Only lines that contain the word "dabian" are to be returned from the data below.

START STORED DATA

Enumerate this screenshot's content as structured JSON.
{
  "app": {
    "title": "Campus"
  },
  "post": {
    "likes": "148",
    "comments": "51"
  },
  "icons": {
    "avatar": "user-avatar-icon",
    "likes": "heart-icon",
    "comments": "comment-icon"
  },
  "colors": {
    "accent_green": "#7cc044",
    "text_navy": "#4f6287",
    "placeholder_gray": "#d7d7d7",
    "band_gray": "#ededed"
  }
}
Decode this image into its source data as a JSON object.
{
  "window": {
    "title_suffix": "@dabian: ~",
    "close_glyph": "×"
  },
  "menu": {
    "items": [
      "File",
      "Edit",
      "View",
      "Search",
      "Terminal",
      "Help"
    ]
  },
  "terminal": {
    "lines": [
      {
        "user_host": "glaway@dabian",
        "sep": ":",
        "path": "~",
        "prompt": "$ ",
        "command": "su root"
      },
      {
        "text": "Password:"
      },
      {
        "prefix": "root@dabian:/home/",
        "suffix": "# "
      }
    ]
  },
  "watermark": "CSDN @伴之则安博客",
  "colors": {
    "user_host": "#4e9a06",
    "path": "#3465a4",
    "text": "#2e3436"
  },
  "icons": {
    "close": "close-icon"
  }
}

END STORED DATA

* EXPECTED ANSWER:
    "title_suffix": "@dabian: ~",
        "user_host": "glaway@dabian",
        "prefix": "root@dabian:/home/",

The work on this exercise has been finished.